__The task__. Nothing in the data should be altered when it is repeated in full.

__Extracted material__.
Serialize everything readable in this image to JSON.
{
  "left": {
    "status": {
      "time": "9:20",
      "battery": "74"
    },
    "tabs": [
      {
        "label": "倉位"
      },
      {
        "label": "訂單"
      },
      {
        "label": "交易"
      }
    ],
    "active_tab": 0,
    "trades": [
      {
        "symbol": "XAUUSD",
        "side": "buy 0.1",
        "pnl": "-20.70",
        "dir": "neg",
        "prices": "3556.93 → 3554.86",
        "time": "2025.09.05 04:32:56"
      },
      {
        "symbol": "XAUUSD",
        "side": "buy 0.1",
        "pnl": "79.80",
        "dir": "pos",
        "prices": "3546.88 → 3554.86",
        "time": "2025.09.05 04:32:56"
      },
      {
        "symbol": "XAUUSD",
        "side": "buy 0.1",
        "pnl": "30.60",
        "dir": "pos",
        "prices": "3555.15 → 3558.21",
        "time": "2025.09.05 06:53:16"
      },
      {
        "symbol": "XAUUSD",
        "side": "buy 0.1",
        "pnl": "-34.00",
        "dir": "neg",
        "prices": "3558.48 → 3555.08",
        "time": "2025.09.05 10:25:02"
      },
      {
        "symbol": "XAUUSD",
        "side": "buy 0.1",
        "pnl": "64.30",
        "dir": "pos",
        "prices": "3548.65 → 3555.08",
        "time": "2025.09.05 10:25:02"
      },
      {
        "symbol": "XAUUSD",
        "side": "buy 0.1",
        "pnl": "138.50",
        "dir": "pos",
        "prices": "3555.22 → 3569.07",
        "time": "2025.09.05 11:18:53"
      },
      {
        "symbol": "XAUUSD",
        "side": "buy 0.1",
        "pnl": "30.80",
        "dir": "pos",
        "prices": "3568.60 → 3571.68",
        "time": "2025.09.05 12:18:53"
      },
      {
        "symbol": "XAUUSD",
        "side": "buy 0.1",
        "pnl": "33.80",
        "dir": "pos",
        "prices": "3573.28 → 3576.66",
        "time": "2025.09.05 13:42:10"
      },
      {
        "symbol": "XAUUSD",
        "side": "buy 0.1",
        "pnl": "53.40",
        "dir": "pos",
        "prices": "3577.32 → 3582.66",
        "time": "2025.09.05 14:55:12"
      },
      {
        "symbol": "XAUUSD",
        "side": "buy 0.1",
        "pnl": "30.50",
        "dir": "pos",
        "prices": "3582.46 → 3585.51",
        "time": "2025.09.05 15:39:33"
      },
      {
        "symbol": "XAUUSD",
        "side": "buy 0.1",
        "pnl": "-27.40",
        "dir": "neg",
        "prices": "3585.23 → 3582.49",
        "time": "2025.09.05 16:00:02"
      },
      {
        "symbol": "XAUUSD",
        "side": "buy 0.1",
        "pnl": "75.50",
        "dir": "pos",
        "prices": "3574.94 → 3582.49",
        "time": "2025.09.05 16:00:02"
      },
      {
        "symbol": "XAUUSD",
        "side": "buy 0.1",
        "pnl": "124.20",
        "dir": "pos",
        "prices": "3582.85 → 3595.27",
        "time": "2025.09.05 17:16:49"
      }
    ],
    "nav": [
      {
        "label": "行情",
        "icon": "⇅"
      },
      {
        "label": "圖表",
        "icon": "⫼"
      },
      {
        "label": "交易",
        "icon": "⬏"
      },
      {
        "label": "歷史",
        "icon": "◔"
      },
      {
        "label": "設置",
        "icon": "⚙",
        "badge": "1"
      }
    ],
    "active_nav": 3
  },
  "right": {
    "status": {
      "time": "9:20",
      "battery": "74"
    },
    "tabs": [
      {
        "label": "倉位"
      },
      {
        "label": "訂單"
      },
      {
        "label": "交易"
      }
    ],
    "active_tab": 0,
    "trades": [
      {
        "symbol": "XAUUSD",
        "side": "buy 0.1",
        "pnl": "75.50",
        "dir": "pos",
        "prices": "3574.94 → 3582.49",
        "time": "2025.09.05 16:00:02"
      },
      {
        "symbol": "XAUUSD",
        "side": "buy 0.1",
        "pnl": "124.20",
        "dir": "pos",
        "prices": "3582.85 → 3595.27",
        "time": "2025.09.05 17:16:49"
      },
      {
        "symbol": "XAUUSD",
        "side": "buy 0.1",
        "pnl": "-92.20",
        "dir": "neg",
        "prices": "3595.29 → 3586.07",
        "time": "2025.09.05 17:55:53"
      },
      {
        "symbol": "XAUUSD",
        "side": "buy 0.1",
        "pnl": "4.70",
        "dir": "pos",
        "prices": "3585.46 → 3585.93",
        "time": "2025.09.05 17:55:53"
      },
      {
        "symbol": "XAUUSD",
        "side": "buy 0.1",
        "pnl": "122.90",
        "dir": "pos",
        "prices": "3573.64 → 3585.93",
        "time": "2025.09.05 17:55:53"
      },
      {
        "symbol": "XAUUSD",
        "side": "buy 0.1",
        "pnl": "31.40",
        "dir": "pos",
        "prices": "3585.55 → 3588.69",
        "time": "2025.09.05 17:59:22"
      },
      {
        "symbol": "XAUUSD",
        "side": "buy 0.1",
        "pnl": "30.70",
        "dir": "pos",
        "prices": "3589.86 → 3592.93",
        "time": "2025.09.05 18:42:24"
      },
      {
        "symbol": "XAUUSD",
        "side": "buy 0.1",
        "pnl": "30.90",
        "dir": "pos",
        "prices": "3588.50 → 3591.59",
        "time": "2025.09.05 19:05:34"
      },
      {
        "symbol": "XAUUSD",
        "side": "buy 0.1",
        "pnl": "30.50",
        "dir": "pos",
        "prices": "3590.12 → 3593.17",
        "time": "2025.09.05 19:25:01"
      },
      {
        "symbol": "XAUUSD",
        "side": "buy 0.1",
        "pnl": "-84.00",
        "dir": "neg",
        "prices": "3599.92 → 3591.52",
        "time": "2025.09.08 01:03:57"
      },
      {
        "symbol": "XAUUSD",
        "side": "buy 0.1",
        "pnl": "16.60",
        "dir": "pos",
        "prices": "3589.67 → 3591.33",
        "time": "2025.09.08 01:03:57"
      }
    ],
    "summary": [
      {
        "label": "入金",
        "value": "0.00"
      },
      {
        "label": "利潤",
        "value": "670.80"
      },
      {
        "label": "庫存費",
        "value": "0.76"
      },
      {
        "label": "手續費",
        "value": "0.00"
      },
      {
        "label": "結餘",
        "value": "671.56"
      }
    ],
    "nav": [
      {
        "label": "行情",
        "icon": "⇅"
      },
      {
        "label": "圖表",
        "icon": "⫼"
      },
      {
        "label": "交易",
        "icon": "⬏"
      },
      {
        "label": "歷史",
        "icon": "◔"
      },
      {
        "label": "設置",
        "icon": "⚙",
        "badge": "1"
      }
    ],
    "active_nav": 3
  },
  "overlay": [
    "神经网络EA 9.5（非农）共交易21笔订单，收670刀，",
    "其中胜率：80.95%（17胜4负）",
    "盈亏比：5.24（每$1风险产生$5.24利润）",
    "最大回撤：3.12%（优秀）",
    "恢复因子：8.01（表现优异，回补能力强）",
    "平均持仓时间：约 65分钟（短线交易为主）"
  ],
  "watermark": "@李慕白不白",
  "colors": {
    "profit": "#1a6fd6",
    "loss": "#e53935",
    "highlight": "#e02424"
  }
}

__Task output__.
Serialize everything readable in this image to JSON.
{
  "left": {
    "status": {
      "time": "9:20",
      "battery": "74"
    },
    "tabs": [
      {
        "label": "倉位"
      },
      {
        "label": "訂單"
      },
      {
        "label": "交易"
      }
    ],
    "active_tab": 0,
    "trades": [
      {
        "symbol": "XAUUSD",
        "side": "buy 0.1",
        "pnl": "-20.70",
        "dir": "neg",
        "prices": "3556.93 → 3554.86",
        "time": "2025.09.05 04:32:56"
      },
      {
        "symbol": "XAUUSD",
        "side": "buy 0.1",
        "pnl": "79.80",
        "dir": "pos",
        "prices": "3546.88 → 3554.86",
        "time": "2025.09.05 04:32:56"
      },
      {
        "symbol": "XAUUSD",
        "side": "buy 0.1",
        "pnl": "30.60",
        "dir": "pos",
        "prices": "3555.15 → 3558.21",
        "time": "2025.09.05 06:53:16"
      },
      {
        "symbol": "XAUUSD",
        "side": "buy 0.1",
        "pnl": "-34.00",
        "dir": "neg",
        "prices": "3558.48 → 3555.08",
        "time": "2025.09.05 10:25:02"
      },
      {
        "symbol": "XAUUSD",
        "side": "buy 0.1",
        "pnl": "64.30",
        "dir": "pos",
        "prices": "3548.65 → 3555.08",
        "time": "2025.09.05 10:25:02"
      },
      {
        "symbol": "XAUUSD",
        "side": "buy 0.1",
        "pnl": "138.50",
        "dir": "pos",
        "prices": "3555.22 → 3569.07",
        "time": "2025.09.05 11:18:53"
      },
      {
        "symbol": "XAUUSD",
        "side": "buy 0.1",
        "pnl": "30.80",
        "dir": "pos",
        "prices": "3568.60 → 3571.68",
        "time": "2025.09.05 12:18:53"
      },
      {
        "symbol": "XAUUSD",
        "side": "buy 0.1",
        "pnl": "33.80",
        "dir": "pos",
        "prices": "3573.28 → 3576.66",
        "time": "2025.09.05 13:42:10"
      },
      {
        "symbol": "XAUUSD",
        "side": "buy 0.1",
        "pnl": "53.40",
        "dir": "pos",
        "prices": "3577.32 → 3582.66",
        "time": "2025.09.05 14:55:12"
      },
      {
        "symbol": "XAUUSD",
        "side": "buy 0.1",
        "pnl": "30.50",
        "dir": "pos",
        "prices": "3582.46 → 3585.51",
        "time": "2025.09.05 15:39:33"
      },
      {
        "symbol": "XAUUSD",
        "side": "buy 0.1",
        "pnl": "-27.40",
        "dir": "neg",
        "prices": "3585.23 → 3582.49",
        "time": "2025.09.05 16:00:02"
      },
      {
        "symbol": "XAUUSD",
        "side": "buy 0.1",
        "pnl": "75.50",
        "dir": "pos",
        "prices": "3574.94 → 3582.49",
        "time": "2025.09.05 16:00:02"
      },
      {
        "symbol": "XAUUSD",
        "side": "buy 0.1",
        "pnl": "124.20",
        "dir": "pos",
        "prices": "3582.85 → 3595.27",
        "time": "2025.09.05 17:16:49"
      }
    ],
    "nav": [
      {
        "label": "行情",
        "icon": "⇅"
      },
      {
        "label": "圖表",
        "icon": "⫼"
      },
      {
        "label": "交易",
        "icon": "⬏"
      },
      {
        "label": "歷史",
        "icon": "◔"
      },
      {
        "label": "設置",
        "icon": "⚙",
        "badge": "1"
      }
    ],
    "active_nav": 3
  },
  "right": {
    "status": {
      "time": "9:20",
      "battery": "74"
    },
    "tabs": [
      {
        "label": "倉位"
      },
      {
        "label": "訂單"
      },
      {
        "label": "交易"
      }
    ],
    "active_tab": 0,
    "trades": [
      {
        "symbol": "XAUUSD",
        "side": "buy 0.1",
        "pnl": "75.50",
        "dir": "pos",
        "prices": "3574.94 → 3582.49",
        "time": "2025.09.05 16:00:02"
      },
      {
        "symbol": "XAUUSD",
        "side": "buy 0.1",
        "pnl": "124.20",
        "dir": "pos",
        "prices": "3582.85 → 3595.27",
        "time": "2025.09.05 17:16:49"
      },
      {
        "symbol": "XAUUSD",
        "side": "buy 0.1",
        "pnl": "-92.20",
        "dir": "neg",
        "prices": "3595.29 → 3586.07",
        "time": "2025.09.05 17:55:53"
      },
      {
        "symbol": "XAUUSD",
        "side": "buy 0.1",
        "pnl": "4.70",
        "dir": "pos",
        "prices": "3585.46 → 3585.93",
        "time": "2025.09.05 17:55:53"
      },
      {
        "symbol": "XAUUSD",
        "side": "buy 0.1",
        "pnl": "122.90",
        "dir": "pos",
        "prices": "3573.64 → 3585.93",
        "time": "2025.09.05 17:55:53"
      },
      {
        "symbol": "XAUUSD",
        "side": "buy 0.1",
        "pnl": "31.40",
        "dir": "pos",
        "prices": "3585.55 → 3588.69",
        "time": "2025.09.05 17:59:22"
      },
      {
        "symbol": "XAUUSD",
        "side": "buy 0.1",
        "pnl": "30.70",
        "dir": "pos",
        "prices": "3589.86 → 3592.93",
        "time": "2025.09.05 18:42:24"
      },
      {
        "symbol": "XAUUSD",
        "side": "buy 0.1",
        "pnl": "30.90",
        "dir": "pos",
        "prices": "3588.50 → 3591.59",
        "time": "2025.09.05 19:05:34"
      },
      {
        "symbol": "XAUUSD",
        "side": "buy 0.1",
        "pnl": "30.50",
        "dir": "pos",
        "prices": "3590.12 → 3593.17",
        "time": "2025.09.05 19:25:01"
      },
      {
        "symbol": "XAUUSD",
        "side": "buy 0.1",
        "pnl": "-84.00",
        "dir": "neg",
        "prices": "3599.92 → 3591.52",
        "time": "2025.09.08 01:03:57"
      },
      {
        "symbol": "XAUUSD",
        "side": "buy 0.1",
        "pnl": "16.60",
        "dir": "pos",
        "prices": "3589.67 → 3591.33",
        "time": "2025.09.08 01:03:57"
      }
    ],
    "summary": [
      {
        "label": "入金",
        "value": "0.00"
      },
      {
        "label": "利潤",
        "value": "670.80"
      },
      {
        "label": "庫存費",
        "value": "0.76"
      },
      {
        "label": "手續費",
        "value": "0.00"
      },
      {
        "label": "結餘",
        "value": "671.56"
      }
    ],
    "nav": [
      {
        "label": "行情",
        "icon": "⇅"
      },
      {
        "label": "圖表",
        "icon": "⫼"
      },
      {
        "label": "交易",
        "icon": "⬏"
      },
      {
        "label": "歷史",
        "icon": "◔"
      },
      {
        "label": "設置",
        "icon": "⚙",
        "badge": "1"
      }
    ],
    "active_nav": 3
  },
  "overlay": [
    "神经网络EA 9.5（非农）共交易21笔订单，收670刀，",
    "其中胜率：80.95%（17胜4负）",
    "盈亏比：5.24（每$1风险产生$5.24利润）",
    "最大回撤：3.12%（优秀）",
    "恢复因子：8.01（表现优异，回补能力强）",
    "平均持仓时间：约 65分钟（短线交易为主）"
  ],
  "watermark": "@李慕白不白",
  "colors": {
    "profit": "#1a6fd6",
    "loss": "#e53935",
    "highlight": "#e02424"
  }
}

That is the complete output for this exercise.